Dale Earnhardt crash[edit | edit source]

During the early stages of the race, Dick Brooks broke one of his Ford's wheel spindles, which resulted in him being several laps down from the leaders by the time the race had 50 laps to complete. Brooks communicated to Junie Donlavey, the Ford's owner, exclaiming "Man, this thing feels weird!”. Not long after this radio communication, the car suddenly turned towards and crashed into the turn 3 wall, which bounced back in the path of fellow racers. Among them was Earnhardt, who was on course to possibly earn a top ten finish. He was unable to avoid the stricken Ford and ended up being clipped by it. This caused his Chevrolet, owned by Johnny Ray, to barrel roll three times and catch fire on the last turn, before ending up resting on its wheels on the front straightaway. Despite the violent nature of the crash, Earnhardt ultimately only suffered a cut to one of his hands. Nevertheless, Earnhardt stated in a later interview that while he was feeling OK when Terry Bivins pulled him out of the crash, he certainly felt pain the day later, stating that he "felt like the winning horse of the Kentucky Derby had trampled me.”[7]
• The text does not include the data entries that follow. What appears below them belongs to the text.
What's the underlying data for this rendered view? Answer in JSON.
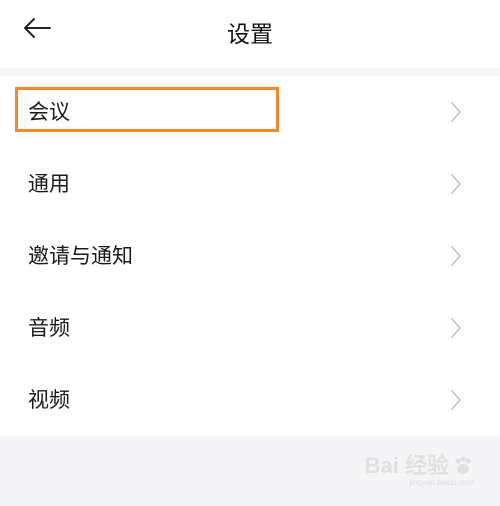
{
  "header": {
    "title": "设置",
    "back_icon": "back-arrow-icon"
  },
  "settings": {
    "items": [
      {
        "label": "会议",
        "highlighted": true
      },
      {
        "label": "通用",
        "highlighted": false
      },
      {
        "label": "邀请与通知",
        "highlighted": false
      },
      {
        "label": "音频",
        "highlighted": false
      },
      {
        "label": "视频",
        "highlighted": false
      }
    ],
    "chevron_icon": "chevron-right-icon"
  },
  "watermark": {
    "brand": "Bai  经验",
    "url": "jingyan.baidu.com"
  },
  "colors": {
    "highlight": "#f08a2a",
    "background": "#ffffff",
    "band": "#f5f5f7",
    "chevron": "#c2c2c2"
  }
}
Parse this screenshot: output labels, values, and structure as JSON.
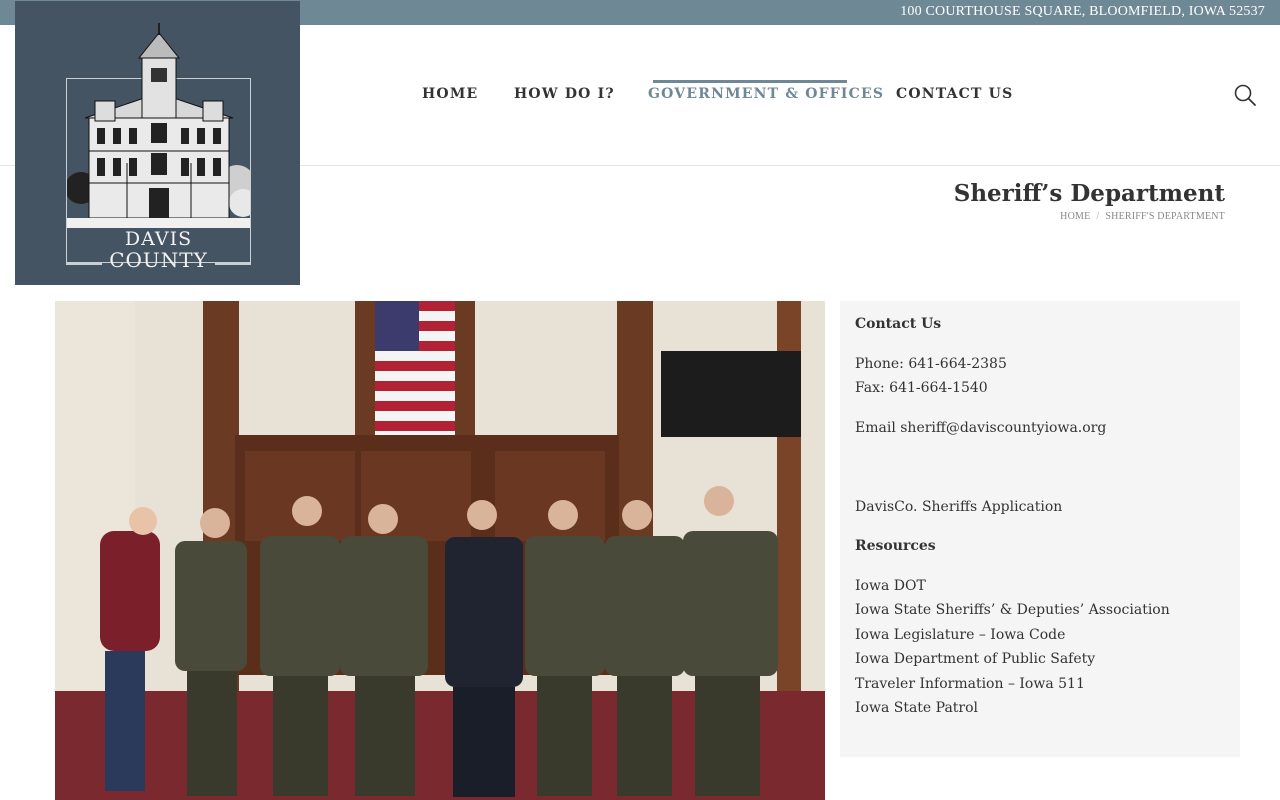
{
  "topbar": {
    "address": "100 COURTHOUSE SQUARE, BLOOMFIELD, IOWA 52537"
  },
  "logo": {
    "line1": "DAVIS",
    "line2": "COUNTY"
  },
  "nav": {
    "items": [
      {
        "label": "HOME"
      },
      {
        "label": "HOW DO I?"
      },
      {
        "label": "GOVERNMENT & OFFICES"
      },
      {
        "label": "CONTACT US"
      }
    ],
    "active_index": 2
  },
  "page": {
    "title": "Sheriff’s Department",
    "breadcrumb": [
      "HOME",
      "SHERIFF'S DEPARTMENT"
    ]
  },
  "sidebar": {
    "contact_heading": "Contact Us",
    "phone": "Phone: 641-664-2385",
    "fax": "Fax: 641-664-1540",
    "email": "Email sheriff@daviscountyiowa.org",
    "application": "DavisCo. Sheriffs Application",
    "resources_heading": "Resources",
    "resources": [
      "Iowa DOT",
      "Iowa State Sheriffs’ & Deputies’ Association",
      "Iowa Legislature – Iowa Code",
      "Iowa Department of Public Safety",
      "Traveler Information – Iowa 511",
      "Iowa State Patrol"
    ]
  },
  "colors": {
    "topbar": "#6f8896",
    "logo_bg": "#445462",
    "accent": "#6f8896",
    "sidebar_bg": "#f5f5f5"
  },
  "icons": {
    "search": "search-icon"
  }
}
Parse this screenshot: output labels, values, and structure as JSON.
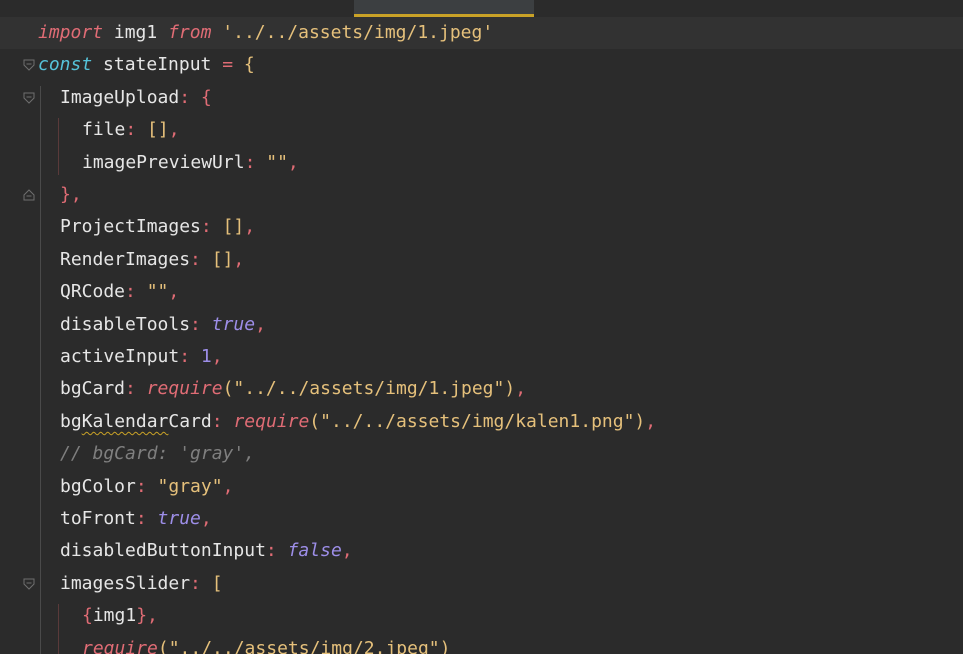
{
  "editor": {
    "lines": [
      [
        {
          "t": "import",
          "c": "kw"
        },
        {
          "t": " img1 ",
          "c": "id"
        },
        {
          "t": "from",
          "c": "kw"
        },
        {
          "t": " ",
          "c": "id"
        },
        {
          "t": "'../../assets/img/1.jpeg'",
          "c": "str"
        }
      ],
      [
        {
          "t": "const",
          "c": "const"
        },
        {
          "t": " stateInput ",
          "c": "id"
        },
        {
          "t": "=",
          "c": "punct"
        },
        {
          "t": " {",
          "c": "brace"
        }
      ],
      [
        {
          "t": "ImageUpload",
          "c": "prop"
        },
        {
          "t": ":",
          "c": "punct"
        },
        {
          "t": " {",
          "c": "punct"
        }
      ],
      [
        {
          "t": "file",
          "c": "prop"
        },
        {
          "t": ":",
          "c": "punct"
        },
        {
          "t": " []",
          "c": "brace"
        },
        {
          "t": ",",
          "c": "comma"
        }
      ],
      [
        {
          "t": "imagePreviewUrl",
          "c": "prop"
        },
        {
          "t": ":",
          "c": "punct"
        },
        {
          "t": " \"\"",
          "c": "str"
        },
        {
          "t": ",",
          "c": "comma"
        }
      ],
      [
        {
          "t": "}",
          "c": "punct"
        },
        {
          "t": ",",
          "c": "comma"
        }
      ],
      [
        {
          "t": "ProjectImages",
          "c": "prop"
        },
        {
          "t": ":",
          "c": "punct"
        },
        {
          "t": " []",
          "c": "brace"
        },
        {
          "t": ",",
          "c": "comma"
        }
      ],
      [
        {
          "t": "RenderImages",
          "c": "prop"
        },
        {
          "t": ":",
          "c": "punct"
        },
        {
          "t": " []",
          "c": "brace"
        },
        {
          "t": ",",
          "c": "comma"
        }
      ],
      [
        {
          "t": "QRCode",
          "c": "prop"
        },
        {
          "t": ":",
          "c": "punct"
        },
        {
          "t": " \"\"",
          "c": "str"
        },
        {
          "t": ",",
          "c": "comma"
        }
      ],
      [
        {
          "t": "disableTools",
          "c": "prop"
        },
        {
          "t": ":",
          "c": "punct"
        },
        {
          "t": " ",
          "c": "id"
        },
        {
          "t": "true",
          "c": "bool"
        },
        {
          "t": ",",
          "c": "comma"
        }
      ],
      [
        {
          "t": "activeInput",
          "c": "prop"
        },
        {
          "t": ":",
          "c": "punct"
        },
        {
          "t": " ",
          "c": "id"
        },
        {
          "t": "1",
          "c": "num"
        },
        {
          "t": ",",
          "c": "comma"
        }
      ],
      [
        {
          "t": "bgCard",
          "c": "prop"
        },
        {
          "t": ":",
          "c": "punct"
        },
        {
          "t": " ",
          "c": "id"
        },
        {
          "t": "require",
          "c": "fn"
        },
        {
          "t": "(",
          "c": "brace"
        },
        {
          "t": "\"../../assets/img/1.jpeg\"",
          "c": "str"
        },
        {
          "t": ")",
          "c": "brace"
        },
        {
          "t": ",",
          "c": "comma"
        }
      ],
      [
        {
          "t": "bg",
          "c": "prop"
        },
        {
          "t": "Kalendar",
          "c": "prop",
          "sq": true
        },
        {
          "t": "Card",
          "c": "prop"
        },
        {
          "t": ":",
          "c": "punct"
        },
        {
          "t": " ",
          "c": "id"
        },
        {
          "t": "require",
          "c": "fn"
        },
        {
          "t": "(",
          "c": "brace"
        },
        {
          "t": "\"../../assets/img/kalen1.png\"",
          "c": "str"
        },
        {
          "t": ")",
          "c": "brace"
        },
        {
          "t": ",",
          "c": "comma"
        }
      ],
      [
        {
          "t": "// bgCard: 'gray',",
          "c": "comment"
        }
      ],
      [
        {
          "t": "bgColor",
          "c": "prop"
        },
        {
          "t": ":",
          "c": "punct"
        },
        {
          "t": " \"gray\"",
          "c": "str"
        },
        {
          "t": ",",
          "c": "comma"
        }
      ],
      [
        {
          "t": "toFront",
          "c": "prop"
        },
        {
          "t": ":",
          "c": "punct"
        },
        {
          "t": " ",
          "c": "id"
        },
        {
          "t": "true",
          "c": "bool"
        },
        {
          "t": ",",
          "c": "comma"
        }
      ],
      [
        {
          "t": "disabledButtonInput",
          "c": "prop"
        },
        {
          "t": ":",
          "c": "punct"
        },
        {
          "t": " ",
          "c": "id"
        },
        {
          "t": "false",
          "c": "bool"
        },
        {
          "t": ",",
          "c": "comma"
        }
      ],
      [
        {
          "t": "imagesSlider",
          "c": "prop"
        },
        {
          "t": ":",
          "c": "punct"
        },
        {
          "t": " [",
          "c": "brace"
        }
      ],
      [
        {
          "t": "{",
          "c": "punct"
        },
        {
          "t": "img1",
          "c": "id"
        },
        {
          "t": "}",
          "c": "punct"
        },
        {
          "t": ",",
          "c": "comma"
        }
      ],
      [
        {
          "t": "require",
          "c": "fn"
        },
        {
          "t": "(",
          "c": "brace"
        },
        {
          "t": "\"../../assets/img/2.jpeg\"",
          "c": "str"
        },
        {
          "t": ")",
          "c": "brace"
        }
      ]
    ]
  }
}
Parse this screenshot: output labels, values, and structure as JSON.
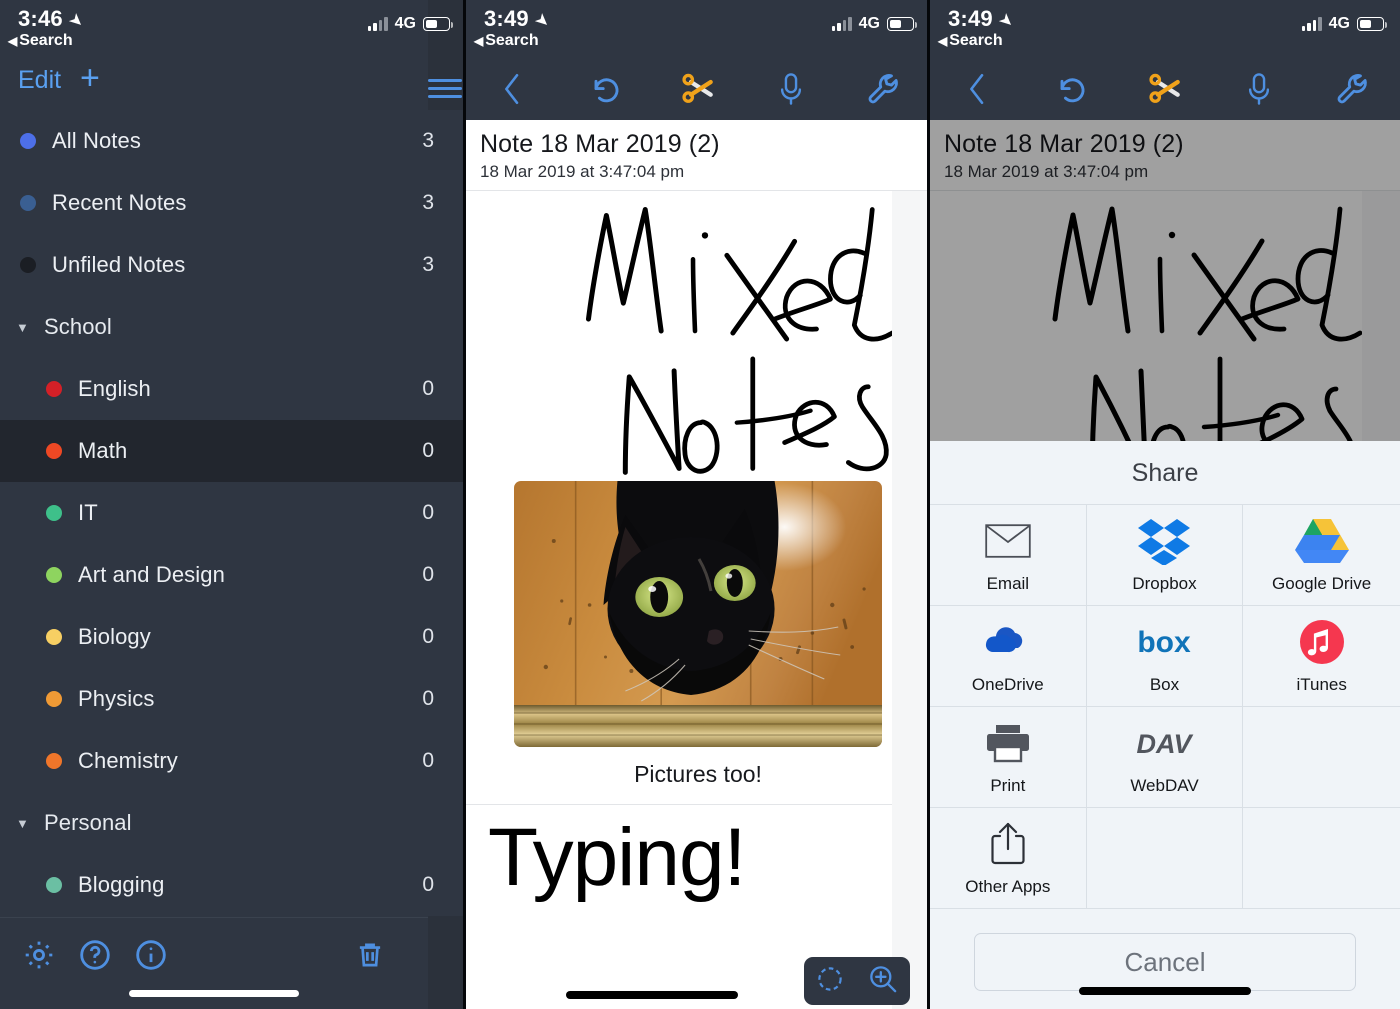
{
  "panel1": {
    "status": {
      "time": "3:46",
      "back": "Search",
      "network": "4G",
      "location_icon": "location-arrow-icon"
    },
    "toolbar": {
      "edit_label": "Edit",
      "add_label": "+",
      "menu_icon": "hamburger-menu-icon"
    },
    "items": [
      {
        "label": "All Notes",
        "count": "3",
        "color": "#4d6fe8",
        "level": 0,
        "type": "item",
        "selected": false
      },
      {
        "label": "Recent Notes",
        "count": "3",
        "color": "#3a5f92",
        "level": 0,
        "type": "item",
        "selected": false
      },
      {
        "label": "Unfiled Notes",
        "count": "3",
        "color": "#1b1e24",
        "level": 0,
        "type": "item",
        "selected": false
      },
      {
        "label": "School",
        "count": "",
        "color": "",
        "level": 0,
        "type": "group",
        "selected": false
      },
      {
        "label": "English",
        "count": "0",
        "color": "#d42027",
        "level": 1,
        "type": "item",
        "selected": false
      },
      {
        "label": "Math",
        "count": "0",
        "color": "#ee4824",
        "level": 1,
        "type": "item",
        "selected": true
      },
      {
        "label": "IT",
        "count": "0",
        "color": "#3ec08a",
        "level": 1,
        "type": "item",
        "selected": false
      },
      {
        "label": "Art and Design",
        "count": "0",
        "color": "#8ed45f",
        "level": 1,
        "type": "item",
        "selected": false
      },
      {
        "label": "Biology",
        "count": "0",
        "color": "#f7cf63",
        "level": 1,
        "type": "item",
        "selected": false
      },
      {
        "label": "Physics",
        "count": "0",
        "color": "#f09a35",
        "level": 1,
        "type": "item",
        "selected": false
      },
      {
        "label": "Chemistry",
        "count": "0",
        "color": "#f0762a",
        "level": 1,
        "type": "item",
        "selected": false
      },
      {
        "label": "Personal",
        "count": "",
        "color": "",
        "level": 0,
        "type": "group",
        "selected": false
      },
      {
        "label": "Blogging",
        "count": "0",
        "color": "#6bbfa3",
        "level": 1,
        "type": "item",
        "selected": false
      }
    ],
    "bottom_tools": [
      "settings-gear-icon",
      "help-question-icon",
      "info-icon",
      "trash-icon"
    ]
  },
  "panel2": {
    "status": {
      "time": "3:49",
      "back": "Search",
      "network": "4G"
    },
    "toolbar": [
      "back-chevron-icon",
      "undo-icon",
      "scissors-icon",
      "microphone-icon",
      "wrench-icon"
    ],
    "note": {
      "title": "Note 18 Mar 2019 (2)",
      "date": "18 Mar 2019 at 3:47:04 pm",
      "handwriting_line1": "Mixed",
      "handwriting_line2": "Notes",
      "image_alt": "black cat on wooden floor",
      "caption": "Pictures too!",
      "typed_text": "Typing!"
    },
    "zoombar": [
      "lasso-select-icon",
      "zoom-in-icon"
    ]
  },
  "panel3": {
    "status": {
      "time": "3:49",
      "back": "Search",
      "network": "4G"
    },
    "toolbar": [
      "back-chevron-icon",
      "undo-icon",
      "scissors-icon",
      "microphone-icon",
      "wrench-icon"
    ],
    "note": {
      "title": "Note 18 Mar 2019 (2)",
      "date": "18 Mar 2019 at 3:47:04 pm",
      "handwriting_line1": "Mixed",
      "handwriting_line2": "Notes"
    },
    "share": {
      "title": "Share",
      "items": [
        {
          "label": "Email",
          "icon": "envelope-icon"
        },
        {
          "label": "Dropbox",
          "icon": "dropbox-icon"
        },
        {
          "label": "Google Drive",
          "icon": "google-drive-icon"
        },
        {
          "label": "OneDrive",
          "icon": "onedrive-cloud-icon"
        },
        {
          "label": "Box",
          "icon": "box-icon"
        },
        {
          "label": "iTunes",
          "icon": "itunes-icon"
        },
        {
          "label": "Print",
          "icon": "printer-icon"
        },
        {
          "label": "WebDAV",
          "icon": "webdav-icon"
        },
        {
          "label": "",
          "icon": ""
        },
        {
          "label": "Other Apps",
          "icon": "share-upload-icon"
        },
        {
          "label": "",
          "icon": ""
        },
        {
          "label": "",
          "icon": ""
        }
      ],
      "cancel_label": "Cancel"
    }
  },
  "colors": {
    "sidebar_bg": "#2f3642",
    "sidebar_selected": "#22262e",
    "accent_blue": "#4e8fe0",
    "sheet_bg": "#f0f4f8",
    "dim_overlay": "#a0a0a0"
  }
}
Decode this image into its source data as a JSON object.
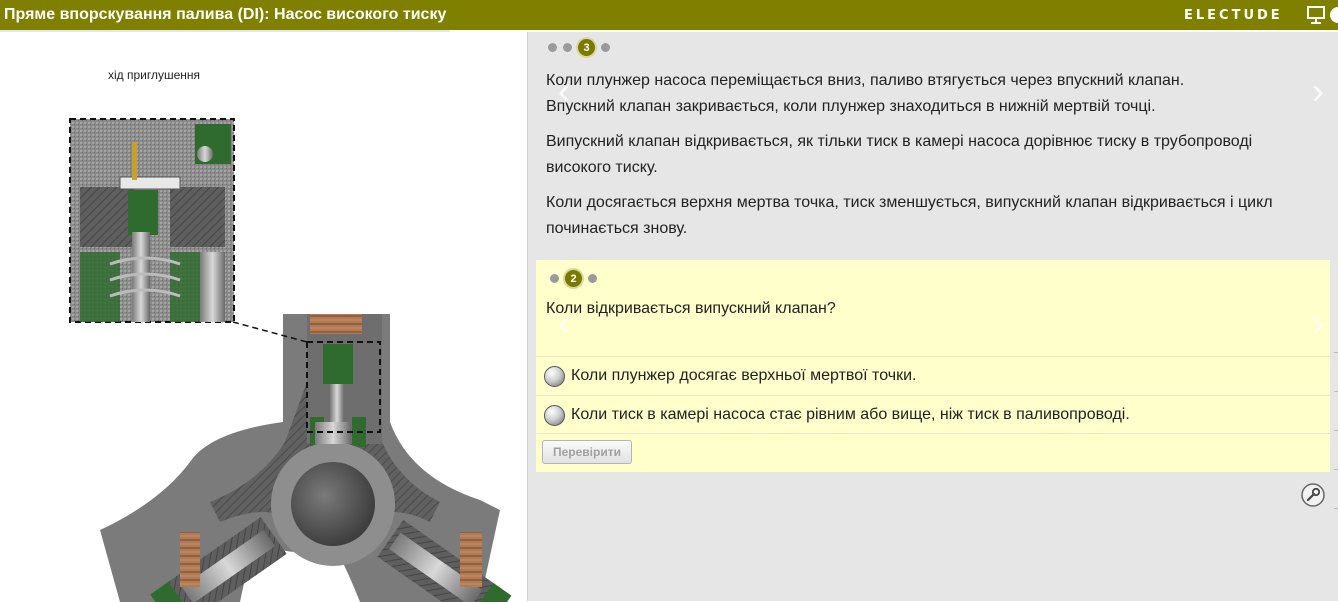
{
  "header": {
    "title": "Пряме впорскування палива (DI): Насос високого тиску",
    "brand": "ELECTUDE",
    "icons": [
      "presentation-icon",
      "half-circle-icon"
    ],
    "color": "#7f7f00"
  },
  "illustration": {
    "caption": "хід приглушення"
  },
  "info": {
    "steps": [
      "",
      "",
      "3",
      ""
    ],
    "paragraphs": [
      "Коли плунжер насоса переміщається вниз, паливо втягується через впускний клапан. Впускний клапан закривається, коли плунжер знаходиться в нижній мертвій точці.",
      "Випускний клапан відкривається, як тільки тиск в камері насоса дорівнює тиску в трубопроводі високого тиску.",
      "Коли досягається верхня мертва точка, тиск зменшується, випускний клапан відкривається і цикл починається знову."
    ]
  },
  "quiz": {
    "steps": [
      "",
      "2",
      ""
    ],
    "question": "Коли відкривається випускний клапан?",
    "answers": [
      "Коли плунжер досягає верхньої мертвої точки.",
      "Коли тиск в камері насоса стає рівним або вище, ніж тиск в паливопроводі."
    ],
    "check_label": "Перевірити",
    "background": "#ffffcc"
  },
  "tools": {
    "icon": "wrench-icon"
  }
}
When speaking to the media post-race, Earnhardt expressed regret that he wrecked Ray's car, claiming that he should have taken the high route of the turn instead of maintaining his course. Ray was understanding however, and was concerned more about Earnhardt following the accident, which Ray had first-hand experience of as he had to retire from racing following a similar accident in the 1976 Daytona 500. Earnhardt would be credited as finishing 19th, and earned $1,360. He and Robert Gee helped fix the car, in part by using the prize money for this race, and it would ultimately be ready for the 1977 Daytona 500, driven by Johnny Rutherford.

Availability[edit | edit source]

Despite the 1976 Dixie 500 being known for the crash and for virtually deciding the 1976 NASCAR Winston Cup Series champion, no footage is known to be publicly available. According to Racing-Reference and nascarman History, footage of the race was shown on CBS, albeit on tape-delay as part of CBS Sports Spectacular a week after the race, but none of the CBS broadcast has resurfaced.[8][9] Currently, the only available concerning the race include a few photographs mainly of Earnhardt's crash, and a radio broadcast focused on the accident.

Gallery[edit | edit source]

Videos[edit | edit source]

Radio broadcast concerning Dale Earnhardt's crash and a post-race interview.
YouTube video providing driver recollections and a few photos of Dale Earnhardt's crash.


Images[edit | edit source]

See Also[edit | edit source]

External Link[edit | edit source]

References[edit | edit source]